- **Problem to work on**: Using the data below, determine the number of lines that include the string "name". Write only that number.

- **Data for this exercise**:
══════════════════════════════

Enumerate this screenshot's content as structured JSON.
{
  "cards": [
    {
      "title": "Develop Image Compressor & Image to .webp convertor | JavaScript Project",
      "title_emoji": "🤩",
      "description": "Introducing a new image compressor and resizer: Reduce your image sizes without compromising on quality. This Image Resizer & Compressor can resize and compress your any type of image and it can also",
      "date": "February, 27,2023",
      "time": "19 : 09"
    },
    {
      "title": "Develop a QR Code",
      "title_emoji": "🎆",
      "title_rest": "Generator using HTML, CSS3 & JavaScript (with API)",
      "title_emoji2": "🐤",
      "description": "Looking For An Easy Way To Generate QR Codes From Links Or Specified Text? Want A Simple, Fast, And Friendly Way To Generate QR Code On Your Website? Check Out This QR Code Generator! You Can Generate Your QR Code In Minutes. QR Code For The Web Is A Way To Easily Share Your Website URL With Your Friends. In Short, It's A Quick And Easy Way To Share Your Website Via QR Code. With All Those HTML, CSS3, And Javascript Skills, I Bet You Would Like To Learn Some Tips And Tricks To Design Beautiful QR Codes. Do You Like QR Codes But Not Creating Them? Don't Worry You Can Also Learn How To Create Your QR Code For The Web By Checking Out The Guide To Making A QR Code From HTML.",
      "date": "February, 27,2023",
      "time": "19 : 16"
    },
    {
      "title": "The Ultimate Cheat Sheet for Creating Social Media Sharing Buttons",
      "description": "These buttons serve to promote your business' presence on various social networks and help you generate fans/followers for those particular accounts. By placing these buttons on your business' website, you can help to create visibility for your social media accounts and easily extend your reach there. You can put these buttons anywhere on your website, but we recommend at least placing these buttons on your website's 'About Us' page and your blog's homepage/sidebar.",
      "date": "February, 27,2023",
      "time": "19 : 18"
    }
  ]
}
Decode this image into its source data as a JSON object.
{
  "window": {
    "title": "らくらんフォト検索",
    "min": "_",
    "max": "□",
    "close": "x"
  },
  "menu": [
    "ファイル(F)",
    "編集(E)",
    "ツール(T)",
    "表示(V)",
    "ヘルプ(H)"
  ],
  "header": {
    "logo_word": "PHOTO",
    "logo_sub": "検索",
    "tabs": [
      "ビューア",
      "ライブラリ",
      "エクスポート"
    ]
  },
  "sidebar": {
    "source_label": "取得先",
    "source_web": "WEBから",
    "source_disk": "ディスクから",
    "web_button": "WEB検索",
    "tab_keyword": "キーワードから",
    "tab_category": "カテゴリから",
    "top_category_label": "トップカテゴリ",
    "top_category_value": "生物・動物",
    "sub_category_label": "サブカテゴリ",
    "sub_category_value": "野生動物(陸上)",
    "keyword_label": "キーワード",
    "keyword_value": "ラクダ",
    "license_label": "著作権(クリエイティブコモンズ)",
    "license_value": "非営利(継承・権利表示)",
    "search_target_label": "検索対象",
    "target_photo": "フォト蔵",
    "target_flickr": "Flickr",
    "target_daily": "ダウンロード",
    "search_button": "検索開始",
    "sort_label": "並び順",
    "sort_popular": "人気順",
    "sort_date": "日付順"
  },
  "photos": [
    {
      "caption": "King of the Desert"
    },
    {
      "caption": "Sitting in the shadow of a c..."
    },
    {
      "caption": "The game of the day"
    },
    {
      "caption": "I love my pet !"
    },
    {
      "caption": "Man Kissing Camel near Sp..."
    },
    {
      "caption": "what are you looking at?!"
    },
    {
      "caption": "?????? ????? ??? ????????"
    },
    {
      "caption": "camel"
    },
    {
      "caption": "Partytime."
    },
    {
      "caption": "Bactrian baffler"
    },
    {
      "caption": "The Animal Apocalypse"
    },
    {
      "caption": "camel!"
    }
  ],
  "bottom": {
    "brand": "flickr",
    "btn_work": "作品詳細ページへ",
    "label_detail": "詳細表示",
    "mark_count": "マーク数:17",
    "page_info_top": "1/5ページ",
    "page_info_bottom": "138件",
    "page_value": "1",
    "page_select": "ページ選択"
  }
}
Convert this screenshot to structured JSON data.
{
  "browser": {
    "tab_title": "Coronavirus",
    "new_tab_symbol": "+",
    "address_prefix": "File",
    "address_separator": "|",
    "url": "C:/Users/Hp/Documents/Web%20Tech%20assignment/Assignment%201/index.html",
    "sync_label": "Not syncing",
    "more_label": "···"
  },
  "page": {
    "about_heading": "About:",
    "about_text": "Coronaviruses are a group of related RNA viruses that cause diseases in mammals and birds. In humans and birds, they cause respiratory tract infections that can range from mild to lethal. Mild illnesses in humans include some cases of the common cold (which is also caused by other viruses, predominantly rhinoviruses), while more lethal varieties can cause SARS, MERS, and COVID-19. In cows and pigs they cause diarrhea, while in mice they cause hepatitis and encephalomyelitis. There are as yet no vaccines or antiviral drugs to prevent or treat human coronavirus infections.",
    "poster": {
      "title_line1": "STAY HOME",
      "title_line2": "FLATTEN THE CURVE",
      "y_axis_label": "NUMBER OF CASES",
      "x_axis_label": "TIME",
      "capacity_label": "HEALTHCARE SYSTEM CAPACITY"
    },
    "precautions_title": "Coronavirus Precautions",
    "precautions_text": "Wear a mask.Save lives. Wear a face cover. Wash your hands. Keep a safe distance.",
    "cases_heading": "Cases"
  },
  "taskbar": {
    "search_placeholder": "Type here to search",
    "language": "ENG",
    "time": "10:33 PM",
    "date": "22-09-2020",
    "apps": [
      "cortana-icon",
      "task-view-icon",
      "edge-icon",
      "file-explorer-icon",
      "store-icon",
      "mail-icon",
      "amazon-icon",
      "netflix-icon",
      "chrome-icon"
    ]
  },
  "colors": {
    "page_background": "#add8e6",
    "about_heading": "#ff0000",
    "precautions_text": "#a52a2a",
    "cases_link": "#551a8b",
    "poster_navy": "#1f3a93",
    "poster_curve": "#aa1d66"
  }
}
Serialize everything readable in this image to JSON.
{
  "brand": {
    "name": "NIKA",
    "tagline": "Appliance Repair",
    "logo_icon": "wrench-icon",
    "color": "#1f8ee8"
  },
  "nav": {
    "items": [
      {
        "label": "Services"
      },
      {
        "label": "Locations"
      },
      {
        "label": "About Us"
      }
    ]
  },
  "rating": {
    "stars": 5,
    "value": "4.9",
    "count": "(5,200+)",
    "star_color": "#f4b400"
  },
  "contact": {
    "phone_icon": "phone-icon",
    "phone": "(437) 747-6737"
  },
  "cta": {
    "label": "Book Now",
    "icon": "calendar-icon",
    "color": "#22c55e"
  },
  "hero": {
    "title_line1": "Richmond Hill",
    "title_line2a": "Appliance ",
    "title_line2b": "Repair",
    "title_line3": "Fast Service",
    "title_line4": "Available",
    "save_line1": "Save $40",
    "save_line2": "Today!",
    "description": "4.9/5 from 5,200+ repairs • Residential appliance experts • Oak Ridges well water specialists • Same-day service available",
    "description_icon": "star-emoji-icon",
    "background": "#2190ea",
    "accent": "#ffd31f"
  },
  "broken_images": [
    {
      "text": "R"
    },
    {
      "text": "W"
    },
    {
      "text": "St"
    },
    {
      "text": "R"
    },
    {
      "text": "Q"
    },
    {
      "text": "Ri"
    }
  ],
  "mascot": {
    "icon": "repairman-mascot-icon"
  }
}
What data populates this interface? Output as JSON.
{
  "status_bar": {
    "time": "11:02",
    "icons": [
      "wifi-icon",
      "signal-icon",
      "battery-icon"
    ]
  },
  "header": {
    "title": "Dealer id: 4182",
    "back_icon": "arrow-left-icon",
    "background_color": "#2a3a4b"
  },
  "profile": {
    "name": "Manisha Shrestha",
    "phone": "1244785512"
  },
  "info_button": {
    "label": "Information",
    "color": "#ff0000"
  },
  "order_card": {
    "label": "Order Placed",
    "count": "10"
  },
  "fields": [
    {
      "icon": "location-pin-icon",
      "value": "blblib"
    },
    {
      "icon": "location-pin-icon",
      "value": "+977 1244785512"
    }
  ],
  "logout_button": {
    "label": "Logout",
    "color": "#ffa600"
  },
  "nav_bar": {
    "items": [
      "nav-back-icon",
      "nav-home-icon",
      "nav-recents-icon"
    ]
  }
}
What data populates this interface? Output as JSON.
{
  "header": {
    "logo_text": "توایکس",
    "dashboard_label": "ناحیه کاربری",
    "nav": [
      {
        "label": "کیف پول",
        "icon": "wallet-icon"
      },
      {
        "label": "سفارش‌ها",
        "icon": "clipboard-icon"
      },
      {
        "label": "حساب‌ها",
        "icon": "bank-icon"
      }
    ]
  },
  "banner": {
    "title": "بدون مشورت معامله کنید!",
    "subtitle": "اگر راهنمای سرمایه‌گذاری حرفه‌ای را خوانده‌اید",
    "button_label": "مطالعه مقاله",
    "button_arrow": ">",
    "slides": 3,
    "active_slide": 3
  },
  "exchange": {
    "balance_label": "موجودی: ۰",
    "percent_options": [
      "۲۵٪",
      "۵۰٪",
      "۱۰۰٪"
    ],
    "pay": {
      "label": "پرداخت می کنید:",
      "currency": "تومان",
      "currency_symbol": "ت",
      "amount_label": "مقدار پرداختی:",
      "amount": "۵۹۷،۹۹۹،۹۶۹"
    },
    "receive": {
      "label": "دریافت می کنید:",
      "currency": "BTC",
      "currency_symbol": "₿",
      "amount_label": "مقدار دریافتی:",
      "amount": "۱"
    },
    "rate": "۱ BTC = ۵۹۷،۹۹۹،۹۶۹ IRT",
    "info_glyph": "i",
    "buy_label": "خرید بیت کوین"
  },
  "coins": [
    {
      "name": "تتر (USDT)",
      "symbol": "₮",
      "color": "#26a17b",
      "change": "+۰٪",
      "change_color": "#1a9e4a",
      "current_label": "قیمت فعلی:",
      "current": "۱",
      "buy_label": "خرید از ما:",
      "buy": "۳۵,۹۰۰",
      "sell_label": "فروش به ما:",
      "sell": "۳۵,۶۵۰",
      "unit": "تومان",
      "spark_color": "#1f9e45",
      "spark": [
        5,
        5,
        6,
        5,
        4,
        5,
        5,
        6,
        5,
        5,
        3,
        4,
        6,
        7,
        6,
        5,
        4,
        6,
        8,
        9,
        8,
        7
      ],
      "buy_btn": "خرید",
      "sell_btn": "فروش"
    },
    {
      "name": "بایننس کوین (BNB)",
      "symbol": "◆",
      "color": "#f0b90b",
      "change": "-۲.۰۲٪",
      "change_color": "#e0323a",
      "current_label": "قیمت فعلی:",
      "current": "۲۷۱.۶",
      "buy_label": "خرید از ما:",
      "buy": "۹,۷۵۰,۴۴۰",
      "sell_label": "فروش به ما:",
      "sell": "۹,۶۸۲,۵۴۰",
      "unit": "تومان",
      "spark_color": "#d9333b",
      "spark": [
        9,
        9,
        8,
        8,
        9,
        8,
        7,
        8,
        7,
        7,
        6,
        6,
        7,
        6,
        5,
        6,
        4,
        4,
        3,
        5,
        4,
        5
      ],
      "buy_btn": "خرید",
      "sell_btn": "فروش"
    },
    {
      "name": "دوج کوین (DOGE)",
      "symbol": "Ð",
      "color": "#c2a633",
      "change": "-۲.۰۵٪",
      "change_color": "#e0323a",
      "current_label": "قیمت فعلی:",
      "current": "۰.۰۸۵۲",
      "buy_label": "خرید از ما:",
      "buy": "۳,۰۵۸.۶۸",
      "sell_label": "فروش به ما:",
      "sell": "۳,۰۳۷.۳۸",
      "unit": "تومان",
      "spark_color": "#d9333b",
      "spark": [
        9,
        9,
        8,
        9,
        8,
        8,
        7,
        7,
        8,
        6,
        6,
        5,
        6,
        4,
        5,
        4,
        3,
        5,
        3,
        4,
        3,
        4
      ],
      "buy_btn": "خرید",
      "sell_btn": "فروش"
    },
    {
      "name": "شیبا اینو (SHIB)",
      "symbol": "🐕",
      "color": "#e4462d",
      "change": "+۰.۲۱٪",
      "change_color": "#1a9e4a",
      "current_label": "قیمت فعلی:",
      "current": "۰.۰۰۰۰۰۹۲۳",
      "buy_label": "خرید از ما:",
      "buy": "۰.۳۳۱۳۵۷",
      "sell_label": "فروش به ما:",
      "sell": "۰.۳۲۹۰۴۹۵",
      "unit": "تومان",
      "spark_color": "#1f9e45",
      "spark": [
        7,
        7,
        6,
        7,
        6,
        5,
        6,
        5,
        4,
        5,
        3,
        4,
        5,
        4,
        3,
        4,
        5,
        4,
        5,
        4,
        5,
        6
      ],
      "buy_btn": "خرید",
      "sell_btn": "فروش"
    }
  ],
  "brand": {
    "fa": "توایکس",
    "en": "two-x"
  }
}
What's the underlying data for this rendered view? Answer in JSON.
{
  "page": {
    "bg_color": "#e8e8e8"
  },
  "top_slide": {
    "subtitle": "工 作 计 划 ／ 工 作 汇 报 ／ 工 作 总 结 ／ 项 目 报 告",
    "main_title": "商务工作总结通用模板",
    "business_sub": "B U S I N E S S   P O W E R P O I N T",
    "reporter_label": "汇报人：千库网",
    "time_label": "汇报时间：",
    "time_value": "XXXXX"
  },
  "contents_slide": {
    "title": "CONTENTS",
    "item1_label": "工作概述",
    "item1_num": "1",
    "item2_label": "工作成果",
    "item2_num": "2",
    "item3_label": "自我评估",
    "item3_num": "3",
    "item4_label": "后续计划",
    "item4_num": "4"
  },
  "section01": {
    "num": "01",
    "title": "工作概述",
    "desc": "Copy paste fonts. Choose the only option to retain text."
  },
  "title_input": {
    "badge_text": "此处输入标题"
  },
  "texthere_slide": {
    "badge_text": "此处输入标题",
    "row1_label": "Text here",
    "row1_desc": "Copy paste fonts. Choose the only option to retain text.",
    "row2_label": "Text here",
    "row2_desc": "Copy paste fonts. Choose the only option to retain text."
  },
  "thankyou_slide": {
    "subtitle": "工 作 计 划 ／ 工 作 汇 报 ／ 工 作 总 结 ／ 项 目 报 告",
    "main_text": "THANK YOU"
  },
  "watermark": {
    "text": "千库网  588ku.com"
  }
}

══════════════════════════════

- **Written response**: 6